Even those cuts wouldn’t provide enough saving to meet Ryan’s goals, so Ryan finds yet another trillion in other programs that primarily benefit lower-income Americans. Among the targets: Food stamps, the Earned Income Tax Credit, unemployment insurance, and retirement funding for federal workers. The CBO already projects that funding for those programs will fall in future years, from 3.5 percent of GDP in 2015 to 2.7 percent in 2024, thanks in part to sequestration. That suggests they are not really a major source of long-term debt. Ryan steals a trillion dollars from them anyways.
3. The discretionary cuts would also come disproportionately from programs affecting the poor. Even those cuts wouldn’t be enough to produce the savings Ryan covets. That’s why, in addition to cutting mandatory spending on low-income people, Ryan would significantly reduce “discretionary” spending—that is, funding for programs that require some kind of Congressional authorization. There are two types of discretionary spending: defense and non-defense. Defense is self-explanatory. Non-defense, to quote CBO, “encompass such activities as transportation, education grants, housing assistance, health-related research, veterans’ health care, most homeland security activities, the federal justice system, foreign aid, and environmental protection.” Many of these programs make vital investments in the future or keep us safe.
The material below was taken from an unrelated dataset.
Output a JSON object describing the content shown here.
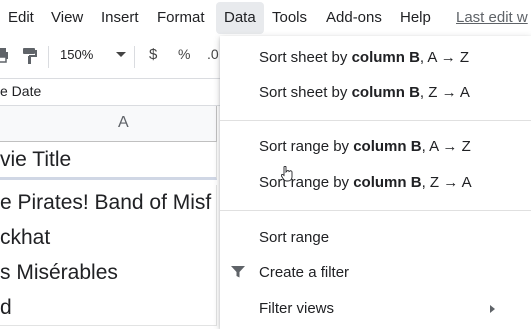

Under sequestration, discretionary spending is already expected to fall by 17 percent over the next decade—split between defense and non-defense equally. The Ryan Budget seeks to reduce discretionary spending more but—and this is essential—it also seeks to increase spending on defense. That means non-defense spending has to fall by even more. Sure enough, under the Ryan budget, defense discretionary spending would rise by $483 billion but non-defense discretionary spending would fall by $783 billion.
These cuts, again, would bring spending below both the levels Obama has requested and the 40-year average for the U.S.:
4. The budget ignores the long-term drivers of our debt. Even working under the false premise that the looming crisis of our long-term debt requires sharp spending cuts, those cuts should fall proportionally on the drivers of that debt. But that’s not what the Ryan Budget does. Instead, it leaves seniors (and soon-to-be seniors) largely alone—the budget proposes nothing for Social Security reform and relatively minor cuts to Medicare. That requires disproportionate cuts to services and support for low-income Americans.
This is where the Ryan Budget moves from a cruel document to an illogical one. Ryan and his fellow Republicans see spending increasing in one area of the budget and take an axe to another one. That’s like a family cutting back on groceries in response to rising gas prices. That may help balance your budget, but you may go hungry—and it does nothing to stop the rising gas prices from continuing to create a hole in your finances.
Of course, the household budget analogy is an inapt one, because unlike a household, the United States can print dollars. But it just goes to show the true purpose of the Ryan Budget: to use the premise of a debt crisis as an excuse to cut services and support for low-income Americans.
Danny Vinik is a staff writer at The New Republic.